Though a general word, meaning ‘mother,’ it is more often used as a proper noun, as a name of one of the aspects of Pārvatī, the divine spouse of Lord Śiva. Said to be of the colour of water lily, she is depicted with four hands, carrying pāśa (noose), padma (lotus) and pātra (vessel) in three hands whereas the fourth one is exhibiting the abhayamudrā (pose assuring freedom from fear).

Mother Durgā is also sometimes called Ambā.
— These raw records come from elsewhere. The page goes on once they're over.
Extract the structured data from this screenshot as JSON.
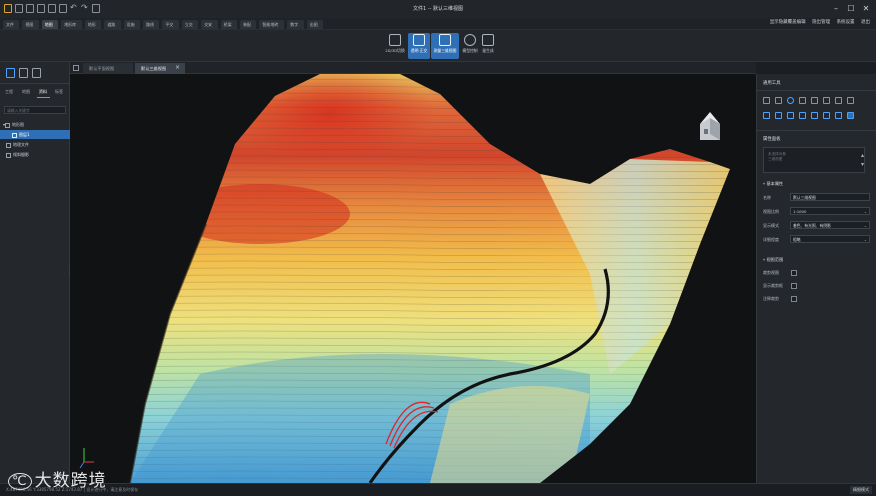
{
  "window": {
    "title": "文件1 -- 默认三维视图",
    "controls": [
      "minimize-icon",
      "maximize-icon",
      "close-icon"
    ]
  },
  "menubar": {
    "tabs": [
      "文件",
      "视图",
      "地图",
      "地形库",
      "地形",
      "道路",
      "设施",
      "路线",
      "平交",
      "立交",
      "交安",
      "桥梁",
      "装配",
      "智能地砖",
      "数字",
      "出图"
    ],
    "active_index": 2,
    "right_items": [
      "显示隐藏覆盖编辑",
      "隐出管理",
      "系统设置",
      "退出"
    ]
  },
  "ribbon": {
    "buttons": [
      {
        "label": "2D/3D切换",
        "icon": "switch-view-icon"
      },
      {
        "label": "透明·正交",
        "icon": "transparency-icon"
      },
      {
        "label": "测量三维视图",
        "icon": "measure-3d-icon"
      },
      {
        "label": "模型控制",
        "icon": "model-control-icon"
      },
      {
        "label": "量生成",
        "icon": "generate-icon"
      }
    ],
    "active_index": 2
  },
  "left_panel": {
    "tabs": [
      "工程",
      "地图",
      "资料",
      "标签"
    ],
    "active_tab": 2,
    "search_placeholder": "请输入关键字",
    "tree": [
      {
        "label": "地形图",
        "level": 0
      },
      {
        "label": "图层1",
        "level": 1,
        "selected": true
      },
      {
        "label": "地理文件",
        "level": 0
      },
      {
        "label": "倾斜摄影",
        "level": 0
      }
    ]
  },
  "doc_tabs": [
    {
      "label": "默认平面视图",
      "active": false
    },
    {
      "label": "默认三维视图",
      "active": true
    }
  ],
  "right_panel": {
    "tools_title": "通用工具",
    "props_title": "属性面板",
    "props_placeholder": "未选择对象\n三维视图",
    "basic_group": "基本属性",
    "fields": [
      {
        "label": "名称",
        "value": "默认三维视图",
        "dropdown": false
      },
      {
        "label": "视图比例",
        "value": "1:1000",
        "dropdown": true
      },
      {
        "label": "显示模式",
        "value": "着色、有光照、有阴影",
        "dropdown": true
      },
      {
        "label": "详细程度",
        "value": "粗略",
        "dropdown": true
      }
    ],
    "range_group": "视图范围",
    "checks": [
      {
        "label": "裁剪视图",
        "checked": false
      },
      {
        "label": "显示裁剪框",
        "checked": false
      },
      {
        "label": "注释裁剪",
        "checked": false
      }
    ]
  },
  "status": {
    "coords": "X:487456.56 Y:3385798.52 Z:1743.87 | 设计进行中，请注意及时保存",
    "right_button": "精细模式"
  },
  "watermark": "大数跨境",
  "colors": {
    "accent": "#2f6fb6",
    "terrain_high": "#d42a1d",
    "terrain_mid": "#f0b545",
    "terrain_low": "#4aa6d8",
    "road": "#1b1b1b"
  }
}
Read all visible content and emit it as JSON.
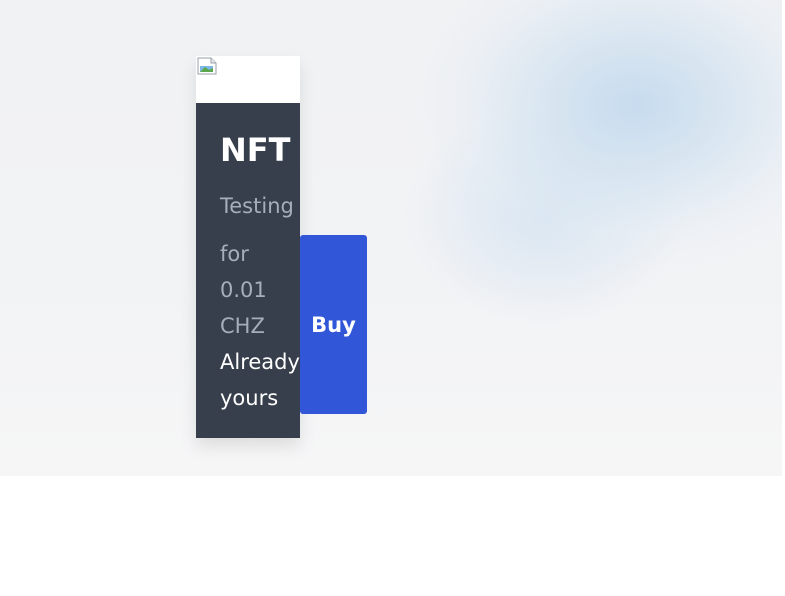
{
  "nft": {
    "image_alt": "nft_img",
    "title": "NFT",
    "description": "Testing",
    "price_lines": [
      "for",
      "0.01",
      "CHZ"
    ],
    "owned_lines": [
      "Already",
      "yours"
    ],
    "buy_label": "Buy"
  },
  "colors": {
    "card_bg": "#363f4b",
    "buy_button": "#3156d8",
    "muted_text": "#a6aeb9"
  }
}
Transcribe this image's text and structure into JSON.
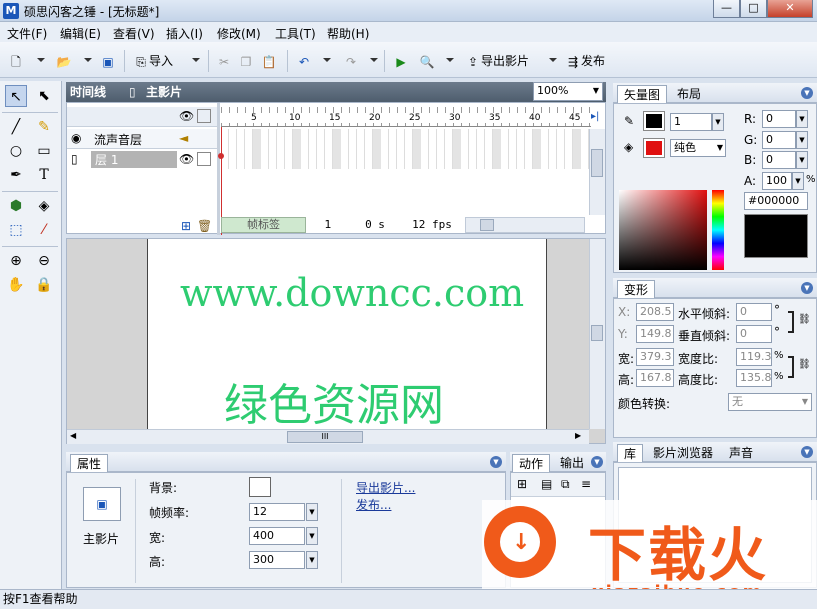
{
  "window": {
    "title": "硕思闪客之锤 - [无标题*]",
    "app_icon": "M",
    "min": "—",
    "max": "□",
    "close": "✕"
  },
  "menu": [
    "文件(F)",
    "编辑(E)",
    "查看(V)",
    "插入(I)",
    "修改(M)",
    "工具(T)",
    "帮助(H)"
  ],
  "toolbar": {
    "import": "导入",
    "export_movie": "导出影片",
    "publish": "发布"
  },
  "timeline": {
    "title": "时间线",
    "scene": "主影片",
    "zoom": "100%",
    "layers": [
      {
        "name": "流声音层"
      },
      {
        "name": "层 1"
      }
    ],
    "ruler": [
      "5",
      "10",
      "15",
      "20",
      "25",
      "30",
      "35",
      "40",
      "45"
    ],
    "status": {
      "frame_label": "帧标签",
      "frame": "1",
      "time": "0 s",
      "fps": "12 fps"
    }
  },
  "stage": {
    "line1": "www.downcc.com",
    "line2": "绿色资源网",
    "text_color": "#2ecc71",
    "scroll_thumb": "III"
  },
  "properties": {
    "title": "属性",
    "object": "主影片",
    "bg_label": "背景:",
    "fps_label": "帧频率:",
    "fps_value": "12",
    "width_label": "宽:",
    "width_value": "400",
    "height_label": "高:",
    "height_value": "300",
    "export_link": "导出影片...",
    "publish_link": "发布..."
  },
  "action_panel": {
    "tabs": [
      "动作",
      "输出"
    ]
  },
  "color_panel": {
    "tabs": [
      "矢量图",
      "布局"
    ],
    "stroke_width": "1",
    "fill_type": "纯色",
    "r_label": "R:",
    "r": "0",
    "g_label": "G:",
    "g": "0",
    "b_label": "B:",
    "b": "0",
    "a_label": "A:",
    "a": "100",
    "a_unit": "%",
    "hex": "#000000"
  },
  "transform_panel": {
    "title": "变形",
    "x_label": "X:",
    "x": "208.5",
    "y_label": "Y:",
    "y": "149.8",
    "hskew_label": "水平倾斜:",
    "hskew": "0",
    "vskew_label": "垂直倾斜:",
    "vskew": "0",
    "deg": "°",
    "w_label": "宽:",
    "w": "379.3",
    "h_label": "高:",
    "h": "167.8",
    "wratio_label": "宽度比:",
    "wratio": "119.3",
    "hratio_label": "高度比:",
    "hratio": "135.8",
    "pct": "%",
    "color_label": "颜色转换:",
    "color_value": "无"
  },
  "library_panel": {
    "tabs": [
      "库",
      "影片浏览器",
      "声音"
    ]
  },
  "watermark": {
    "text": "下载火",
    "url": "xiazaihuo.com"
  },
  "statusbar": "按F1查看帮助"
}
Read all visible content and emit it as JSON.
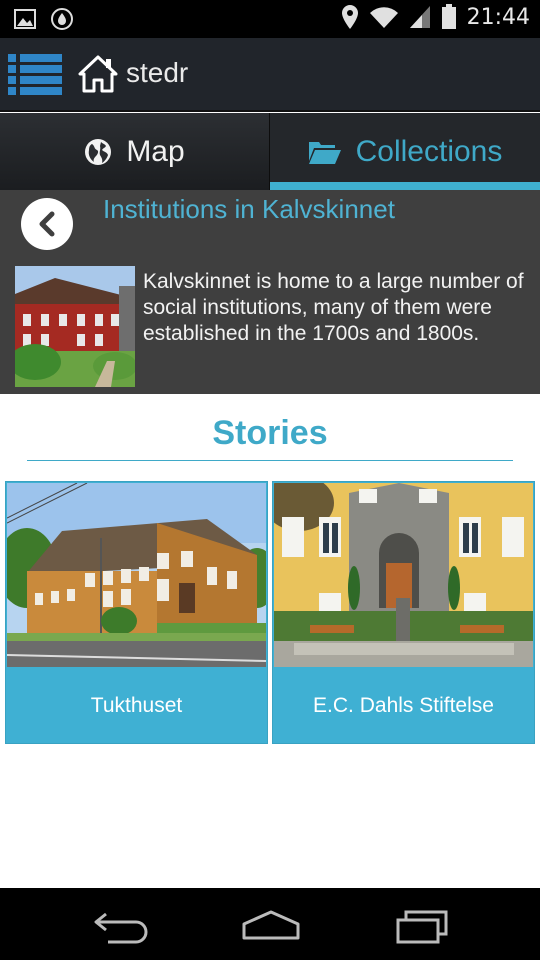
{
  "status_bar": {
    "time": "21:44",
    "icons": [
      "image-icon",
      "sync-icon",
      "location-icon",
      "wifi-icon",
      "signal-icon",
      "battery-icon"
    ]
  },
  "action_bar": {
    "title": "stedr",
    "icons": [
      "menu-list-icon",
      "home-icon"
    ]
  },
  "tabs": [
    {
      "label": "Map",
      "icon": "globe-icon",
      "active": false
    },
    {
      "label": "Collections",
      "icon": "folder-open-icon",
      "active": true
    }
  ],
  "collection": {
    "title": "Institutions in Kalvskinnet",
    "description": "Kalvskinnet is home to a large number of social institutions, many of them were established in the 1700s and 1800s."
  },
  "stories": {
    "heading": "Stories",
    "items": [
      {
        "title": "Tukthuset"
      },
      {
        "title": "E.C. Dahls Stiftelse"
      }
    ]
  },
  "nav_bar": {
    "buttons": [
      "back-icon",
      "home-icon",
      "recents-icon"
    ]
  },
  "colors": {
    "accent": "#3fb0d3",
    "accent_text": "#3fa9c8",
    "action_bar": "#21252b",
    "header_bg": "#3f3f3f"
  }
}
The first daughter of the king of Kāśī was also named Ambā. Ambikā and Ambālikā were her sisters. Bhīṣma brought the three sisters by force during their svayaṁvara. When he learnt that Ambā had already been betrothed to the king Saubha, he sent her to him. However the king Saubha refused to accept her. She returned and pressed Bhīṣma himself to marry her. He refused her request since he had vowed to remain celibate. Incensed by this, she performed austerities to kill Bhīṣma, was reborn as Śikhaṇḍī (an offspring of Drupada) and ultimately killed him in the Mahābhārata war.